New York has been completely blown away by the purple-tinged tuber. We’ve tracked their recent obsession back to Manila Social Club’s Golden Cristal Ube doughnuts—which turned out to be so overwhelmingly in-demand in early 2016 that, according to GQ, one had to wait 3 weeks to get his or her hands on a $100 gold dust-covered, ube-mousse filled doughnut. Their other best-seller, the Ube Bae doughnuts, sell at $40 a pop and are just as popular.
But where did this current social media and dessert trend begin? We asked Amy Besa, Filipino food pioneer, to explore the roots of the craze.
Besa, who founded flagship Pinoy restaurants in 1995 and 2009 in New York with her husband Chef Romy Dorotan, claims that ube was always a popular ingredient when they had it on their menu.
“People always loved ube, which is why we named our restaurant ‘Purple Yam.’ Customers clamored for our ube ice cream and wanted to buy it in pints of half gallons. But I never in my whole life imagined that it would get this much attention.”

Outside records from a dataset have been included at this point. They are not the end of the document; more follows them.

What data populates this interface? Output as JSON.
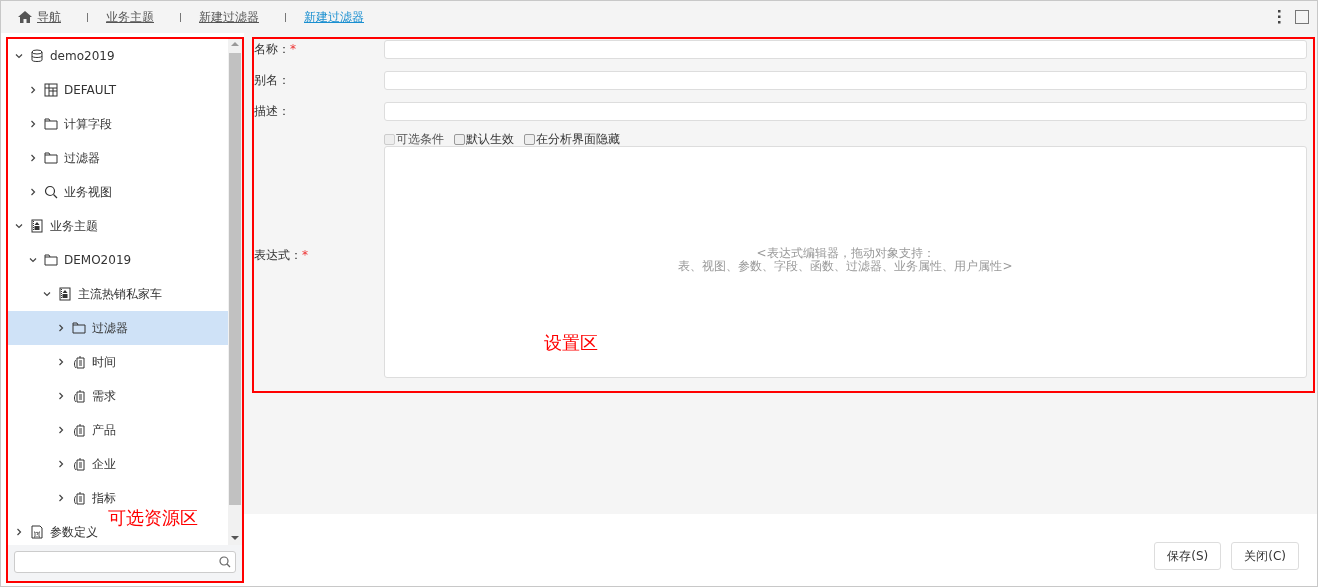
{
  "breadcrumb": [
    {
      "label": "导航",
      "kind": "home",
      "selected": false
    },
    {
      "label": "业务主题",
      "selected": false
    },
    {
      "label": "新建过滤器",
      "selected": false
    },
    {
      "label": "新建过滤器",
      "selected": true
    }
  ],
  "tree": [
    {
      "label": "demo2019",
      "kind": "database",
      "expanded": true,
      "selected": false,
      "children": [
        {
          "label": "DEFAULT",
          "kind": "table",
          "expanded": false,
          "selected": false
        },
        {
          "label": "计算字段",
          "kind": "folder",
          "expanded": false,
          "selected": false
        },
        {
          "label": "过滤器",
          "kind": "folder",
          "expanded": false,
          "selected": false
        },
        {
          "label": "业务视图",
          "kind": "search",
          "expanded": false,
          "selected": false
        }
      ]
    },
    {
      "label": "业务主题",
      "kind": "subject",
      "expanded": true,
      "selected": false,
      "children": [
        {
          "label": "DEMO2019",
          "kind": "folder",
          "expanded": true,
          "selected": false,
          "children": [
            {
              "label": "主流热销私家车",
              "kind": "subject",
              "expanded": true,
              "selected": false,
              "children": [
                {
                  "label": "过滤器",
                  "kind": "folder",
                  "expanded": false,
                  "selected": true
                },
                {
                  "label": "时间",
                  "kind": "dimension",
                  "expanded": false,
                  "selected": false
                },
                {
                  "label": "需求",
                  "kind": "dimension",
                  "expanded": false,
                  "selected": false
                },
                {
                  "label": "产品",
                  "kind": "dimension",
                  "expanded": false,
                  "selected": false
                },
                {
                  "label": "企业",
                  "kind": "dimension",
                  "expanded": false,
                  "selected": false
                },
                {
                  "label": "指标",
                  "kind": "dimension",
                  "expanded": false,
                  "selected": false
                }
              ]
            }
          ]
        }
      ]
    },
    {
      "label": "参数定义",
      "kind": "param",
      "expanded": false,
      "selected": false
    }
  ],
  "annotations": {
    "resource_area": "可选资源区",
    "settings_area": "设置区"
  },
  "form": {
    "fields": [
      {
        "label": "名称：",
        "required": "*"
      },
      {
        "label": "别名："
      },
      {
        "label": "描述："
      }
    ],
    "options": [
      {
        "label": "可选条件",
        "checked": false,
        "disabled": true
      },
      {
        "label": "默认生效",
        "checked": false,
        "disabled": false
      },
      {
        "label": "在分析界面隐藏",
        "checked": false,
        "disabled": false
      }
    ],
    "expression": {
      "label": "表达式：",
      "required": "*",
      "hint_lines": [
        "<表达式编辑器，拖动对象支持：",
        "表、视图、参数、字段、函数、过滤器、业务属性、用户属性>"
      ]
    }
  },
  "buttons": [
    {
      "label": "保存(S)"
    },
    {
      "label": "关闭(C)"
    }
  ]
}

Since Manila Social Club’s success with their ube doughnuts earlier this year, many other players in the international food scene have welcomed ube into their menus as well. We’ve spotted both traditional treats like ube ice cream sandwiched in between soft pandesal, and innovative desserts like cookie shots and cheesecakes.
Ube’s standout purple color makes ube desserts easy on the eyes and it’s earthy sweetness is effortlessly delicious, even for those who try it for the first time. Refinery29 has hailed ube as the “latest beautiful food that people can’t stop Instagramming,” and Zagat has included ube in their round-up of 2016’s biggest Instagram food trends.
Besa also takes pride in bringing Philippine flavors to new grounds: both to people who are unfamiliar with them and to the sizeable Filipino communities abroad.
“Ube is special because there is no other culture that uses ube like we do. Ube has very distinct flavors, textures, and aromas. They can come from several regions, and wherever they come from, they will taste and look differently with whatever you are doing.”
Ube’s versatility in cooking and baking, plus it’s accessibilty in the Philippines, make it a great ingredient choice for getting creative in the kitchen. If you’re a home cook, make a quick trip to the grocery and get your hands on ube halaya (ube jam) or ube flour (ube powder) to get started.
Besa’s favorites from her husband’s experiments at home? Ube pandesal, ube pasta, ube pizza crust, and ube pancakes. All you have to do is substitute a few tablespoons of regular flour with ube flour!
Get in on one of 2016’s biggest dessert trends by trying a few of our best ube recipes.
Main image courtesy of Public Domain Pictures.